Let’s go back a couple of years.
Wages in the U.S. have been stagnant 40 years despite productivity increasing a little over 72 percent. That’s right: two generations going deeper into the financial abyss.
During the flatlining of workers’ raises in wages, corporate profits skyrocketed. The pay gap—no, gulf – between workers and CEOs is now at a magnitude of 312:1. That was the conclusion of a recent report by the Economic Policy Institute when its researchers surveyed 350 U.S. companies. CEOs took home an average salary of nearly $20 decadent millions while working families are saddled in debt and locked in poverty.
To reverse this negative trend, a momentous, grassroots effort to raise wages in St. Louis was carried out by labor, faith, business and community leaders and organizations. In 2015, a city ordinance was passed to raise the minimum wage to $11 over time. It was challenged in court, a gangster tactic often used by corporate interests to show their strength and influence. The people prevailed, and we celebrated. Too soon.
As workers started to enjoy a few extra dollars in their pockets, a sinister plot already had been hatched. Three months after the ordinance passed, the Republican-dominated state Legislature snatched the victory and capped the wage before workers knew what hit them.
Republican legislators’ shameful deed was done at the finger snap of special interest groups and business associations, such as the Missouri Restaurant Association and the State Chamber of Commerce. They used their money and influence to steamroll over St. Louis voters and their elected legislators. Then-Governor Eric Greitens proudly stomped on Missouri families with his vision of implementing Right to Work (another wage-busting law) as he coldly overturned the minimum wage increase.

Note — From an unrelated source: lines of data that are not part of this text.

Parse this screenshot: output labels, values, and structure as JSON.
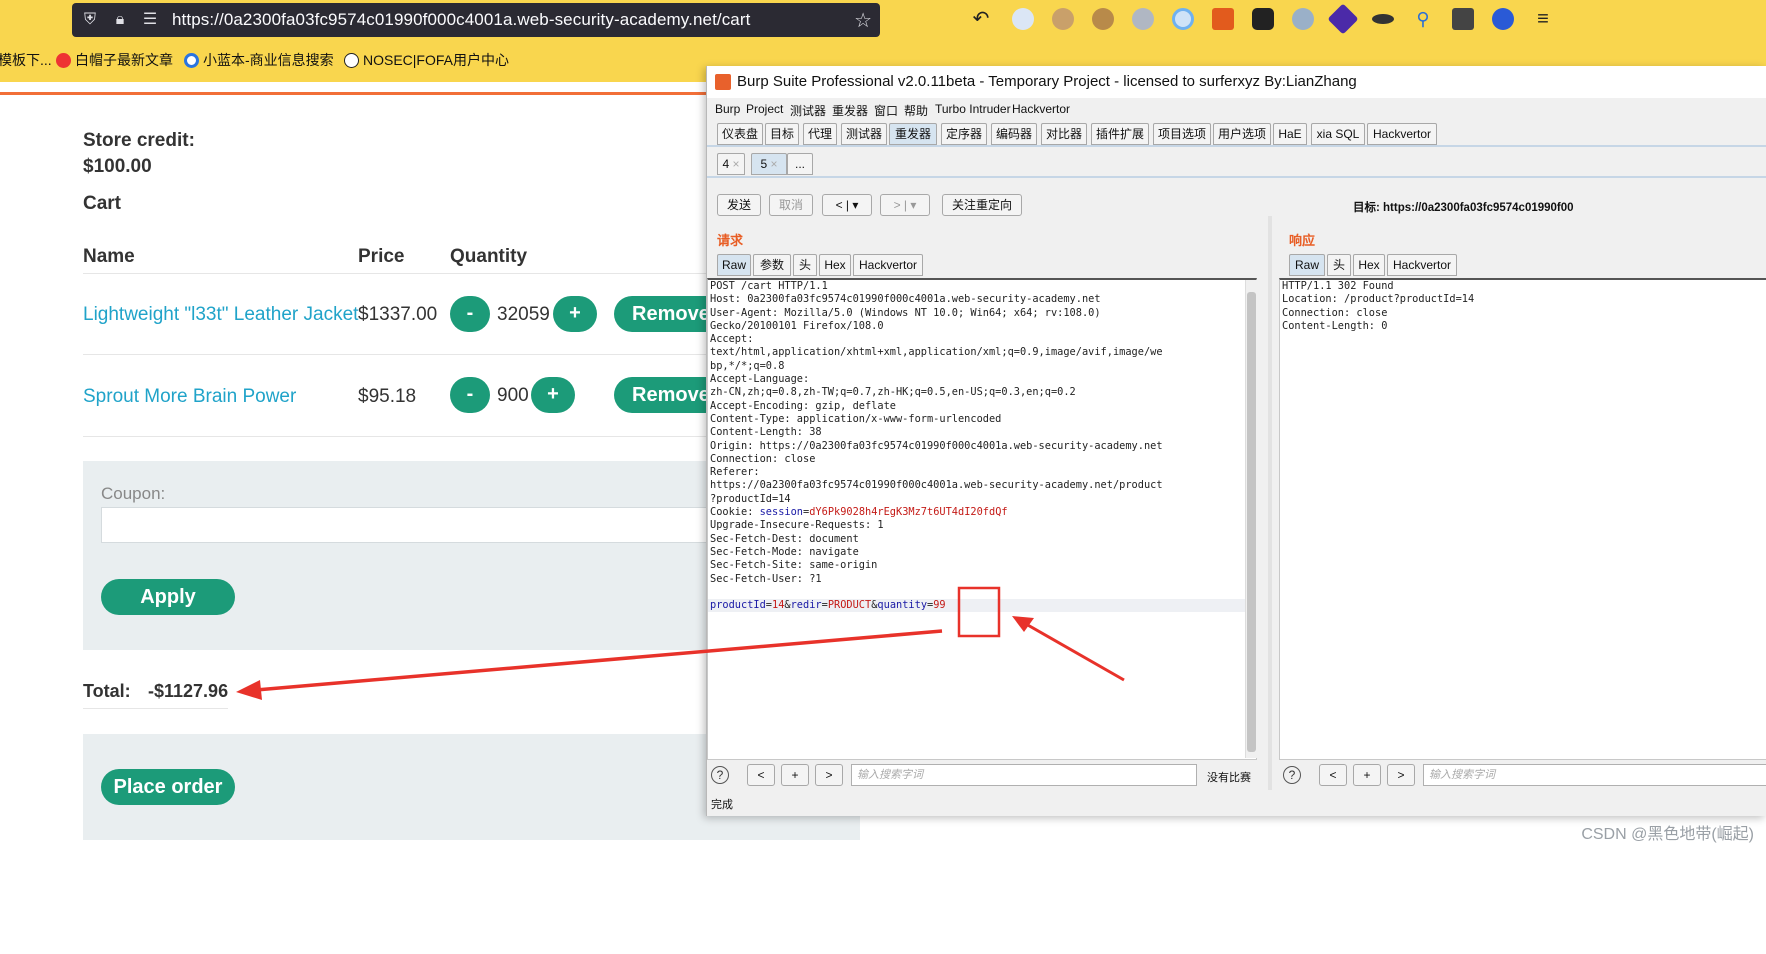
{
  "browser": {
    "url": "https://0a2300fa03fc9574c01990f000c4001a.web-security-academy.net/cart",
    "bookmarks": [
      "模板下...",
      "白帽子最新文章",
      "小蓝本-商业信息搜索",
      "NOSEC|FOFA用户中心"
    ]
  },
  "shop": {
    "store_credit_label": "Store credit:",
    "store_credit_value": "$100.00",
    "cart_heading": "Cart",
    "columns": [
      "Name",
      "Price",
      "Quantity"
    ],
    "items": [
      {
        "name": "Lightweight \"l33t\" Leather Jacket",
        "price": "$1337.00",
        "quantity": "32059",
        "minus": "-",
        "plus": "+",
        "remove": "Remove"
      },
      {
        "name": "Sprout More Brain Power",
        "price": "$95.18",
        "quantity": "900",
        "minus": "-",
        "plus": "+",
        "remove": "Remove"
      }
    ],
    "coupon_label": "Coupon:",
    "coupon_value": "",
    "apply_label": "Apply",
    "total_label": "Total:",
    "total_value": "-$1127.96",
    "place_order_label": "Place order"
  },
  "burp": {
    "title": "Burp Suite Professional v2.0.11beta - Temporary Project - licensed to surferxyz By:LianZhang",
    "menu": [
      "Burp",
      "Project",
      "测试器",
      "重发器",
      "窗口",
      "帮助",
      "Turbo Intruder",
      "Hackvertor"
    ],
    "tools": [
      "仪表盘",
      "目标",
      "代理",
      "测试器",
      "重发器",
      "定序器",
      "编码器",
      "对比器",
      "插件扩展",
      "项目选项",
      "用户选项",
      "HaE",
      "xia SQL",
      "Hackvertor"
    ],
    "active_tool": "重发器",
    "repeater_tabs": [
      "4",
      "5",
      "..."
    ],
    "tab_close": "×",
    "send_label": "发送",
    "cancel_label": "取消",
    "back_label": "<",
    "fwd_label": ">",
    "dropdown_label": "▾",
    "follow_label": "关注重定向",
    "target": "目标: https://0a2300fa03fc9574c01990f00",
    "request_label": "请求",
    "response_label": "响应",
    "request_tabs": [
      "Raw",
      "参数",
      "头",
      "Hex",
      "Hackvertor"
    ],
    "response_tabs": [
      "Raw",
      "头",
      "Hex",
      "Hackvertor"
    ],
    "request_lines": [
      "POST /cart HTTP/1.1",
      "Host: 0a2300fa03fc9574c01990f000c4001a.web-security-academy.net",
      "User-Agent: Mozilla/5.0 (Windows NT 10.0; Win64; x64; rv:108.0)",
      "Gecko/20100101 Firefox/108.0",
      "Accept:",
      "text/html,application/xhtml+xml,application/xml;q=0.9,image/avif,image/we",
      "bp,*/*;q=0.8",
      "Accept-Language:",
      "zh-CN,zh;q=0.8,zh-TW;q=0.7,zh-HK;q=0.5,en-US;q=0.3,en;q=0.2",
      "Accept-Encoding: gzip, deflate",
      "Content-Type: application/x-www-form-urlencoded",
      "Content-Length: 38",
      "Origin: https://0a2300fa03fc9574c01990f000c4001a.web-security-academy.net",
      "Connection: close",
      "Referer:",
      "https://0a2300fa03fc9574c01990f000c4001a.web-security-academy.net/product",
      "?productId=14"
    ],
    "cookie": {
      "prefix": "Cookie: ",
      "name": "session",
      "eq": "=",
      "value": "dY6Pk9028h4rEgK3Mz7t6UT4dI20fdQf"
    },
    "request_lines_2": [
      "Upgrade-Insecure-Requests: 1",
      "Sec-Fetch-Dest: document",
      "Sec-Fetch-Mode: navigate",
      "Sec-Fetch-Site: same-origin",
      "Sec-Fetch-User: ?1"
    ],
    "body": {
      "k1": "productId",
      "eq1": "=",
      "v1": "14",
      "amp1": "&",
      "k2": "redir",
      "eq2": "=",
      "v2": "PRODUCT",
      "amp2": "&",
      "k3": "quantity",
      "eq3": "=",
      "v3": "99"
    },
    "response_lines": [
      "HTTP/1.1 302 Found",
      "Location: /product?productId=14",
      "Connection: close",
      "Content-Length: 0"
    ],
    "search_placeholder": "输入搜索字词",
    "help": "?",
    "prev": "<",
    "plus": "+",
    "next": ">",
    "no_match": "没有比赛",
    "status": "完成"
  },
  "watermark": "CSDN @黑色地带(崛起)",
  "colors": {
    "accent": "#1c9b79",
    "link": "#20a3c9",
    "annotation": "#e8322a",
    "burp_orange": "#e85d24"
  }
}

The same groups who worked to make the ordinance happen in 2015 came back with a vengeance, hitting the streets to gather tens of thousands of signatures for a ballot initiative to raise the minimum wage. You will have the privilege to vote for Proposition B on Missouri ballots statewide on November 6 to give Missouri workers a well-deserved raise.
The raise will not get us to the living wage calculated by MIT, but we’re headed in the right direction. While organizers have been locked in a fight for $15 an hour, the MIT living-wage calculator says an adult with two children should be bringing in $27.22 per hour.

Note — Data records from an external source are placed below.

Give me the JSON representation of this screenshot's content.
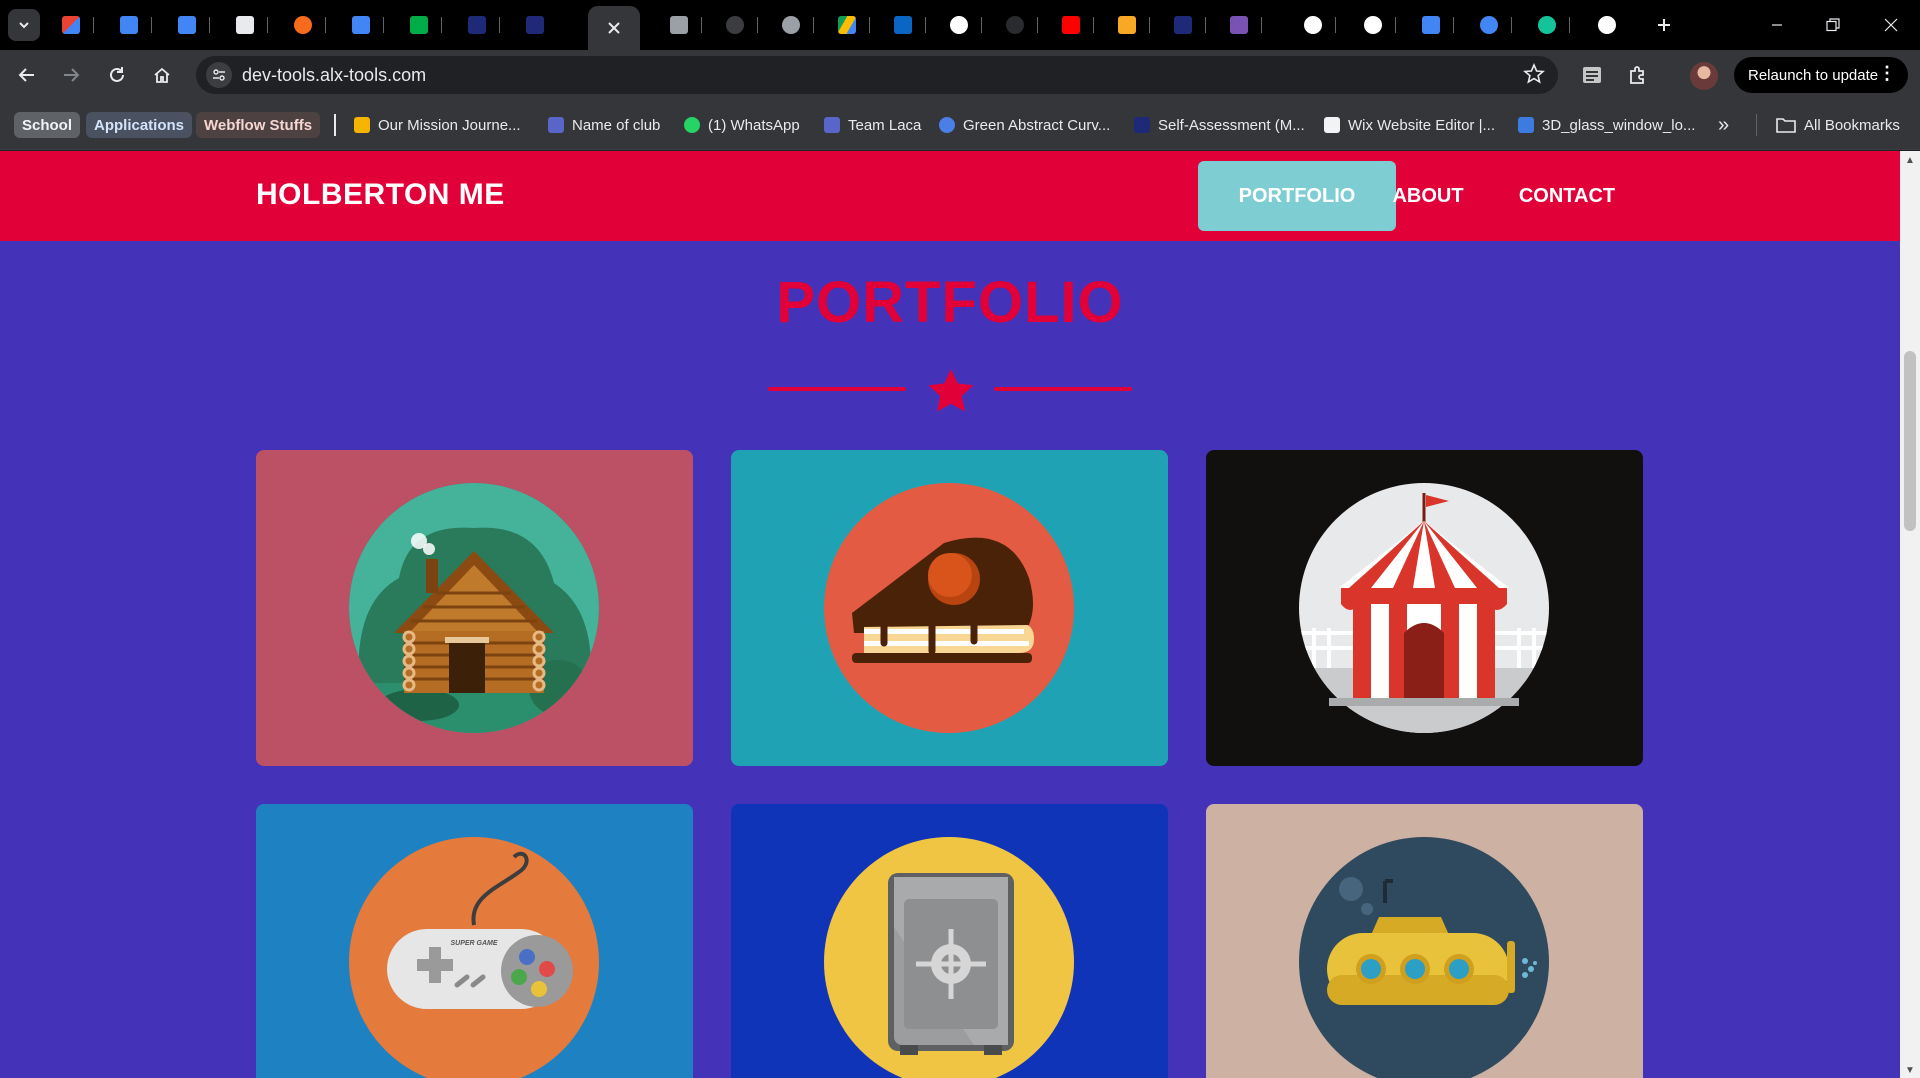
{
  "browser": {
    "url": "dev-tools.alx-tools.com",
    "relaunch_label": "Relaunch to update",
    "bookmarks": {
      "chips": [
        "School",
        "Applications",
        "Webflow Stuffs"
      ],
      "items": [
        "Our Mission Journe...",
        "Name of club",
        "(1) WhatsApp",
        "Team Laca",
        "Green Abstract Curv...",
        "Self-Assessment (M...",
        "Wix Website Editor |...",
        "3D_glass_window_lo..."
      ],
      "overflow": "»",
      "all_bookmarks": "All Bookmarks"
    }
  },
  "site": {
    "brand": "HOLBERTON ME",
    "nav": [
      "PORTFOLIO",
      "ABOUT",
      "CONTACT"
    ],
    "section_title": "PORTFOLIO",
    "colors": {
      "header": "#e10038",
      "page_bg": "#4433b8",
      "active_nav": "#7ecdd2"
    },
    "portfolio": [
      {
        "icon": "cabin-icon",
        "bg": "#bc5166"
      },
      {
        "icon": "cake-slice-icon",
        "bg": "#1fa3b4"
      },
      {
        "icon": "circus-tent-icon",
        "bg": "#120f0f"
      },
      {
        "icon": "game-controller-icon",
        "bg": "#1e82c2"
      },
      {
        "icon": "safe-icon",
        "bg": "#1034b8"
      },
      {
        "icon": "submarine-icon",
        "bg": "#cdb1a2"
      }
    ],
    "controller_label": "SUPER GAME"
  }
}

Ever since the U.S. Supreme Court ruled that corporations were citizens, the people have been fighting for our basic individual rights in a system where being rich, white and male is highly favored. Our right to a decent-paying job is central to our quality of life. We need to expose those who cap our wages and restrict our pursuit of happiness while they exploit our labor to support their lavish lifestyles. We have an obligation to ourselves and to the next generation to organize against these savage tactics and policies at every turn.
When you go to the polls on Tuesday, November 6, remember there are some hard-fought citizen-led ballot initiatives that need your vote. Vote Yes on Amendment 1 to clean up corrupt politics in Missouri, and Yes on Proposition B to raise the minimum wage.
Voters have made it clear that we will wrestle corporations and their paid legislative servants to the ground. We beat back Right to Work in August. We gave Eric Greitens his pink slip. When you leave the election booth, flash a victory sign and a big smile. On to democracy!